You spend so much time developing strategies for your career advancement. But how long do you spend on your health (which, I’ve said before, boosts the bottom line too)? Resolutions fall by the wayside— until picked up and dusted off next December. No time, you say. With 25 years spent in a corporate job—at a desk, in meetings, on flights—I can empathize. But just as I made a start a few years ago, you can too.
• List the aspects of your health in which you expect or desire improvement, and make a plan. For more stamina, you could take up swimming. If you want a smaller waistline, maybe you should stop the mindless snacking.
• Learn what your health parameters should be and set your fitness goals. Break it up into quarterly goals.
• Make your quarterly appointments with the doctor; get your gym or fitness centre membership—today!
Focus on the goal, not the competition
I may be fitter than you in some ways, worse off in others. Or vice versa. This is not about you vs anyone else; it is about you now and what you want to be by next year.
For instance, I run marathons and that may be totally irrelevant to you; but a goal of “run a 5km race" may be right for you, because it’s a simple sport with big benefits.
Record your status at the end of each quarter. This will keep you focused and realistic. It will also help you see where you’re falling short and figure out why.
Build a winning team
A great way to stay on track is to do this with a friend, colleague or spouse.
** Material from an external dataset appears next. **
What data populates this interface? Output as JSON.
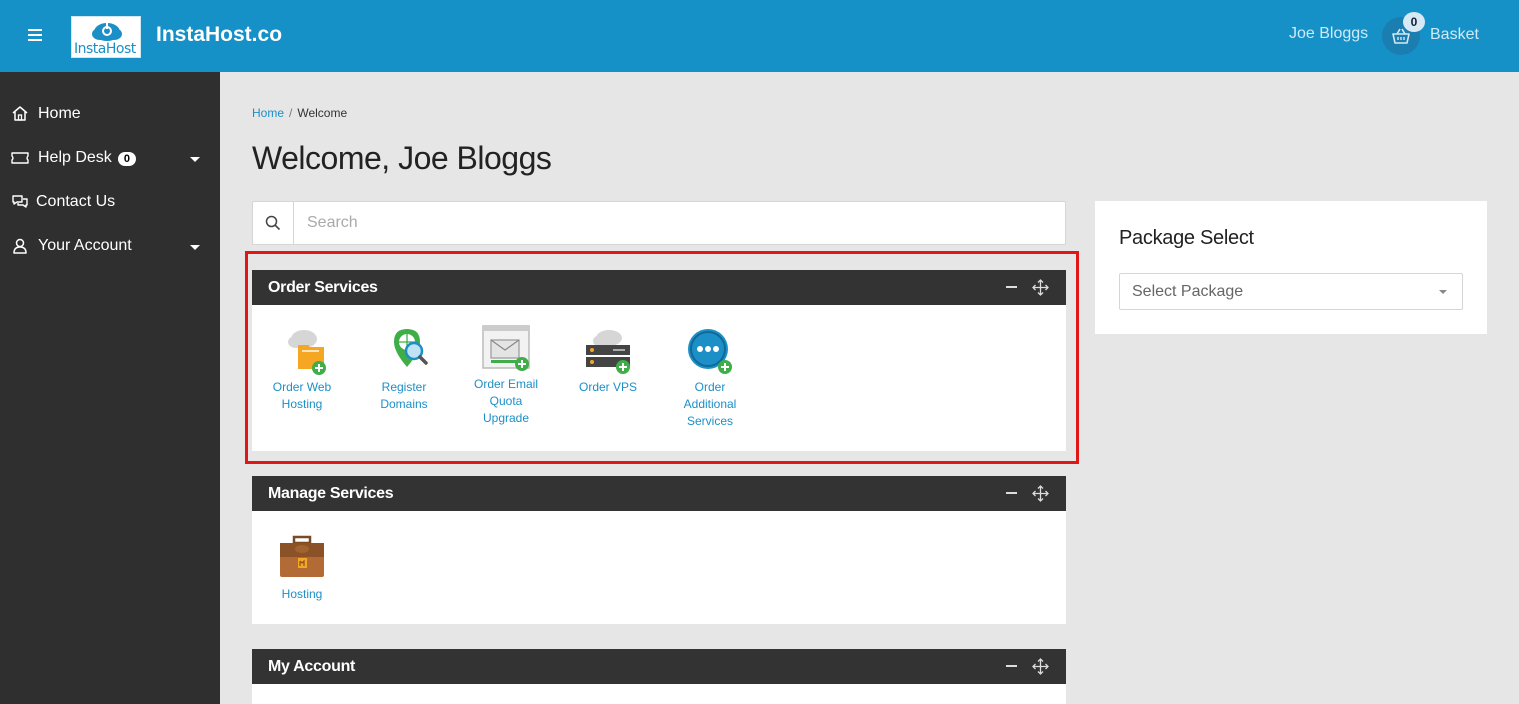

You will motivate each other, and you’ll be surprised how much of a difference it can make, especially on days when you need to be dragged into action.
Keep the goal in sight
Pin your plan over your desk, make it your PC wallpaper, stick it on your mirror—so you will see it every day.
Rahul S. Verghese is a management consultant and founder of runningandliving.com